Go through the records below line by line, counting those that contain the word "handle"; answer with the count only.
-------- Source data
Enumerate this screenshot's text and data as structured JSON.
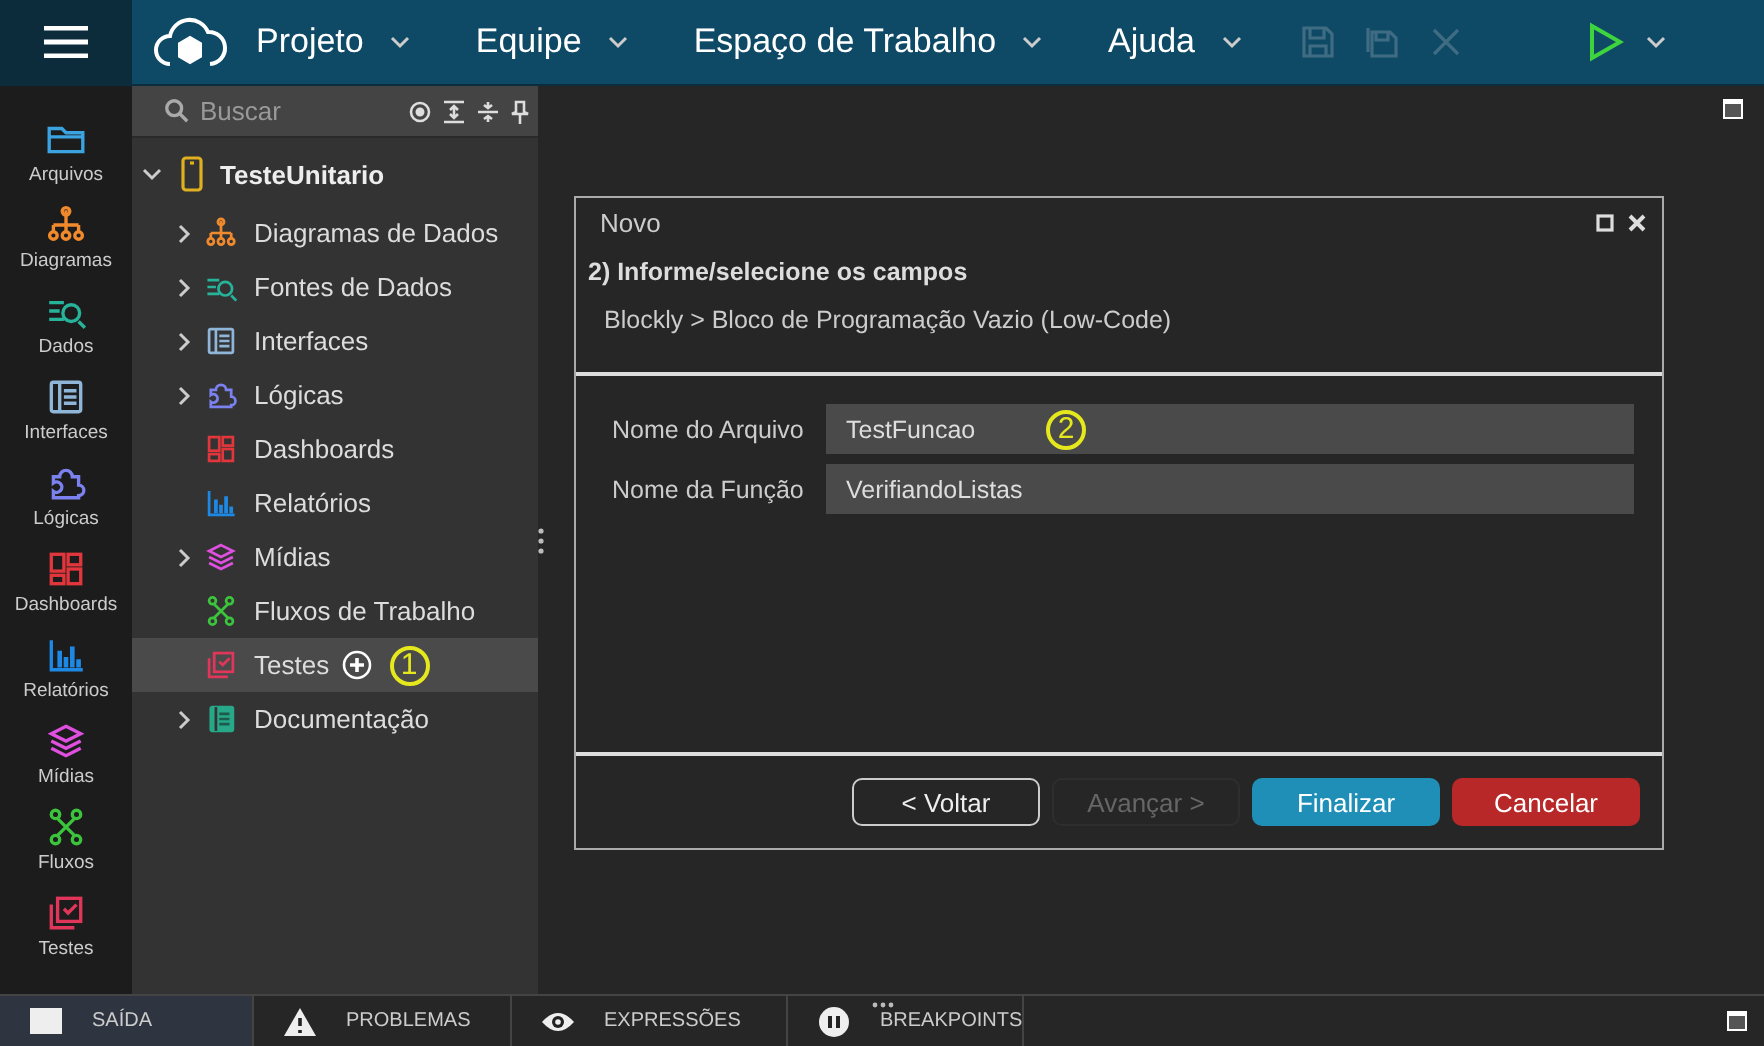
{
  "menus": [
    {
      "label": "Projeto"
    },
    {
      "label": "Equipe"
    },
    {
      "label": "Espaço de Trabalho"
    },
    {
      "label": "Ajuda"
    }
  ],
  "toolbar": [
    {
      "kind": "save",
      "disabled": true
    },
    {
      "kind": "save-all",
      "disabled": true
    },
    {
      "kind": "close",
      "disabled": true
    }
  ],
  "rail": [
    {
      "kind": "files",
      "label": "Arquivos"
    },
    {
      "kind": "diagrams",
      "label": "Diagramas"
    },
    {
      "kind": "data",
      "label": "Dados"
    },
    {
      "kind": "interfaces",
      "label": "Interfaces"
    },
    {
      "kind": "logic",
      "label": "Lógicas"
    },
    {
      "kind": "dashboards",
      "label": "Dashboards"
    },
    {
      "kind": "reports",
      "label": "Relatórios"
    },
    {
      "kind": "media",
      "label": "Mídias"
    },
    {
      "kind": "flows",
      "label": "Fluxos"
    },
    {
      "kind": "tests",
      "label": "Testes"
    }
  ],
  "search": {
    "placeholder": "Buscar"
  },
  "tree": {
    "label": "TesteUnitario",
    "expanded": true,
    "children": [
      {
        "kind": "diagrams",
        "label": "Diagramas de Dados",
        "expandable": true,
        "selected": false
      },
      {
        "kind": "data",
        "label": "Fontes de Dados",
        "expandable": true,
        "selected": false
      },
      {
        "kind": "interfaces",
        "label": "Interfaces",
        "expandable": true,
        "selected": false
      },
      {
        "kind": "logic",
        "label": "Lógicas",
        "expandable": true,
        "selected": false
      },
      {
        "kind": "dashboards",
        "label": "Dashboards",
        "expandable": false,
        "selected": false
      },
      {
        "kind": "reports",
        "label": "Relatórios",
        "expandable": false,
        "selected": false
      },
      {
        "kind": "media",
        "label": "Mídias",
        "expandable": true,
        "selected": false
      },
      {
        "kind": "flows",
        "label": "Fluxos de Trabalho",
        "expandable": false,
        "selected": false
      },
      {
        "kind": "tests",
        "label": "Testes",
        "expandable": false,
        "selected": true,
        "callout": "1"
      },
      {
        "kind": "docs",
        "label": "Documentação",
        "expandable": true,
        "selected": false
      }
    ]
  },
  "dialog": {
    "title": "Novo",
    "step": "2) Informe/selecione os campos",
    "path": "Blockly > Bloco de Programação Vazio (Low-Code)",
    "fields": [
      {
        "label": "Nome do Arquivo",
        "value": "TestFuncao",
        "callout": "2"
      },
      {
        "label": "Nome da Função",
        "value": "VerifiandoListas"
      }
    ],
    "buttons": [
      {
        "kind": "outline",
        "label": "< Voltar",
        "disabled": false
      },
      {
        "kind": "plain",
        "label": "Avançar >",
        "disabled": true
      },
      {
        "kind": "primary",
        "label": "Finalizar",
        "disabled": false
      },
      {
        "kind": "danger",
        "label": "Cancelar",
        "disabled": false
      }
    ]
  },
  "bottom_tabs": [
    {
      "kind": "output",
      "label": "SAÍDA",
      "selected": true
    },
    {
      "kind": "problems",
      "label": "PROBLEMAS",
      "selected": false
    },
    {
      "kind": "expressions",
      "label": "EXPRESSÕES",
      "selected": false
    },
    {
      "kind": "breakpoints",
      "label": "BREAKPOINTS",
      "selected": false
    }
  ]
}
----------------
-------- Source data
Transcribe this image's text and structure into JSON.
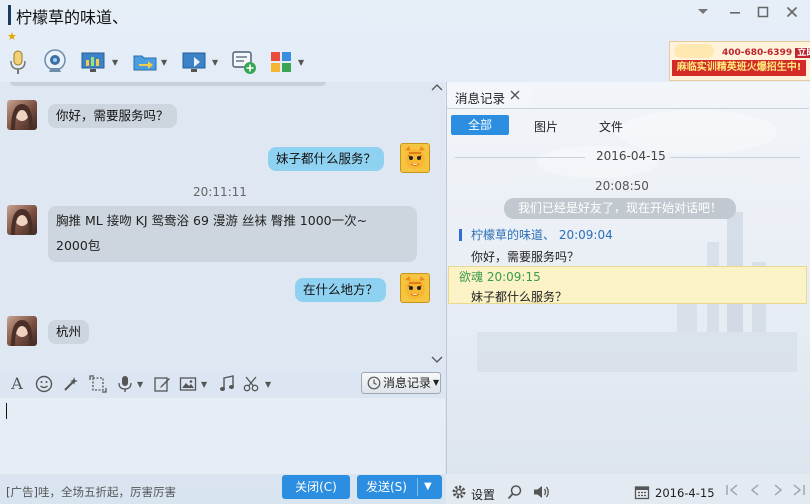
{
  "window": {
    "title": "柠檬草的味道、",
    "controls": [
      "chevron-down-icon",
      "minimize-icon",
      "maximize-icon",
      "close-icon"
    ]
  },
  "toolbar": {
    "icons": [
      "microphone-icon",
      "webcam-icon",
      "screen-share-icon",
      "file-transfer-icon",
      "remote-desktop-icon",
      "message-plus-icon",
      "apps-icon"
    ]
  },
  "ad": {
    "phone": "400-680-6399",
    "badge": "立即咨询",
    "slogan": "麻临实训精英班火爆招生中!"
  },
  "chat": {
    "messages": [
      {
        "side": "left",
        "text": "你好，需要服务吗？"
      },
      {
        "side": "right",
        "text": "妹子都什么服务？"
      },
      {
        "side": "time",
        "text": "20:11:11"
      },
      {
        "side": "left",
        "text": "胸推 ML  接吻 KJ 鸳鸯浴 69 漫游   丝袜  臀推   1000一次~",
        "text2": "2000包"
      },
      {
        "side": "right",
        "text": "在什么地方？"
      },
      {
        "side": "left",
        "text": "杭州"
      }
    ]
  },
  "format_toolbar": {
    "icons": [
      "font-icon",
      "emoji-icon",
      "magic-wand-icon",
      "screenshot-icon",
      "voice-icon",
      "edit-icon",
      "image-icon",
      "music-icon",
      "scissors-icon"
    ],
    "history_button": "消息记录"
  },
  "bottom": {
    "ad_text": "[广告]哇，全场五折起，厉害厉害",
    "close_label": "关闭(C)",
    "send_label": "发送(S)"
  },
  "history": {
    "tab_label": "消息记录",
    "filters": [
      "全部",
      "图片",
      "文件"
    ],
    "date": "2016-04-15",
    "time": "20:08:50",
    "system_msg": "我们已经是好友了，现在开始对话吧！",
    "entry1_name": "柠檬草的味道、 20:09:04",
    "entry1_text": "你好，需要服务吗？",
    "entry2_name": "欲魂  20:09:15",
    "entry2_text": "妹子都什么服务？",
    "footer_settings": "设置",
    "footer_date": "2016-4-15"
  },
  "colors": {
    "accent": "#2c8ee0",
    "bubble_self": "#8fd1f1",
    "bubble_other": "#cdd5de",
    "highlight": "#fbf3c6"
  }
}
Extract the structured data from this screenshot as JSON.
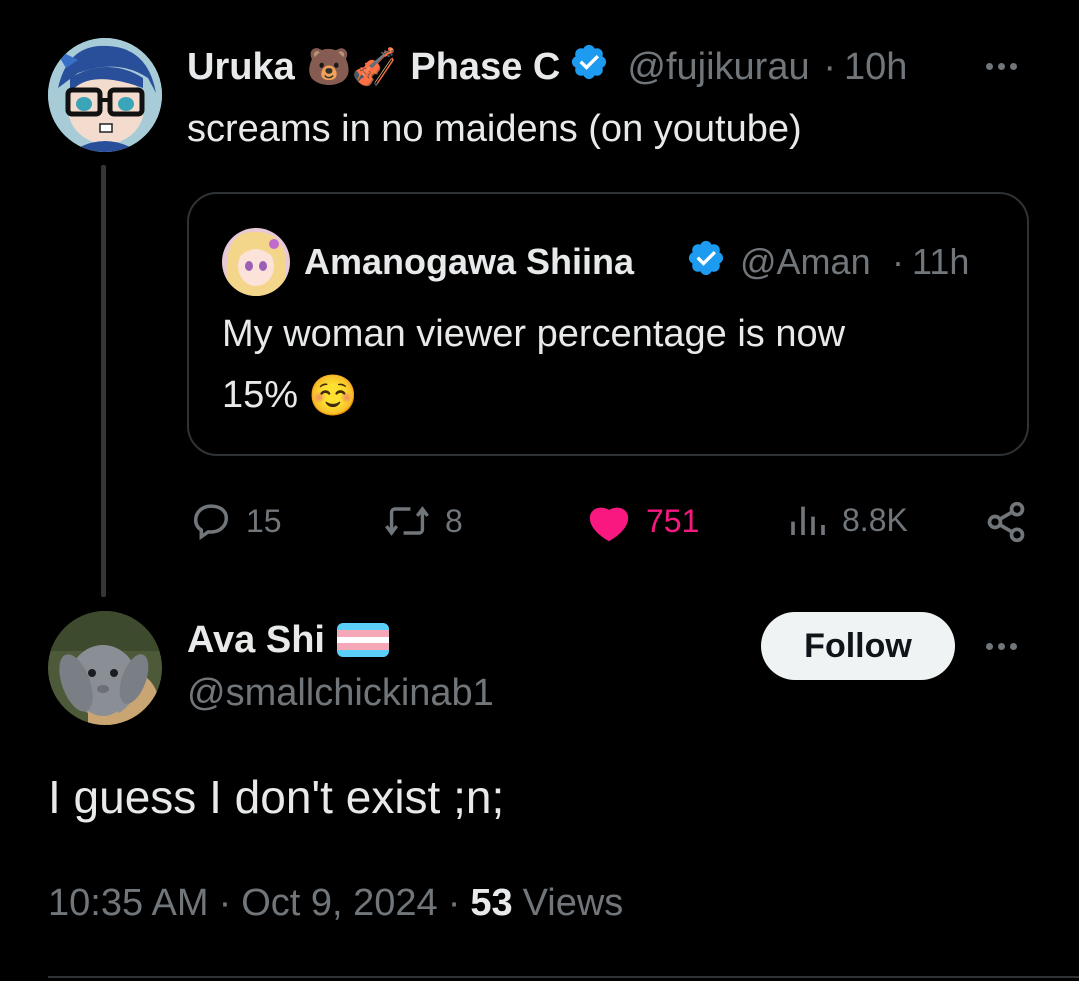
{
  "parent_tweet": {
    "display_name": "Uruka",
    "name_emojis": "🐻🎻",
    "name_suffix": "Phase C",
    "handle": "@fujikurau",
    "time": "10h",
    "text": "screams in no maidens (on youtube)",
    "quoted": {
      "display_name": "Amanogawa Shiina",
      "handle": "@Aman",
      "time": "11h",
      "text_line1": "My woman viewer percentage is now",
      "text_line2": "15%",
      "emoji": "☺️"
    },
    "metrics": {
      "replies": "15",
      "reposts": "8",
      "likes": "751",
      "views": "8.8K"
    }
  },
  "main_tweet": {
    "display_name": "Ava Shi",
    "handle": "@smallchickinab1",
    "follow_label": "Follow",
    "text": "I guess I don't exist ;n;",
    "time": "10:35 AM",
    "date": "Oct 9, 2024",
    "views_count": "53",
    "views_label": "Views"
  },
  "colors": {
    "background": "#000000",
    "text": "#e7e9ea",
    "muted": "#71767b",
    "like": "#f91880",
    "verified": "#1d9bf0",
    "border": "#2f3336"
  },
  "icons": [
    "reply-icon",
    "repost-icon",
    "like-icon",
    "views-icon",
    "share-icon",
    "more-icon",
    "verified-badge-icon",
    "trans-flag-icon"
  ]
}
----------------
§ Written solution
3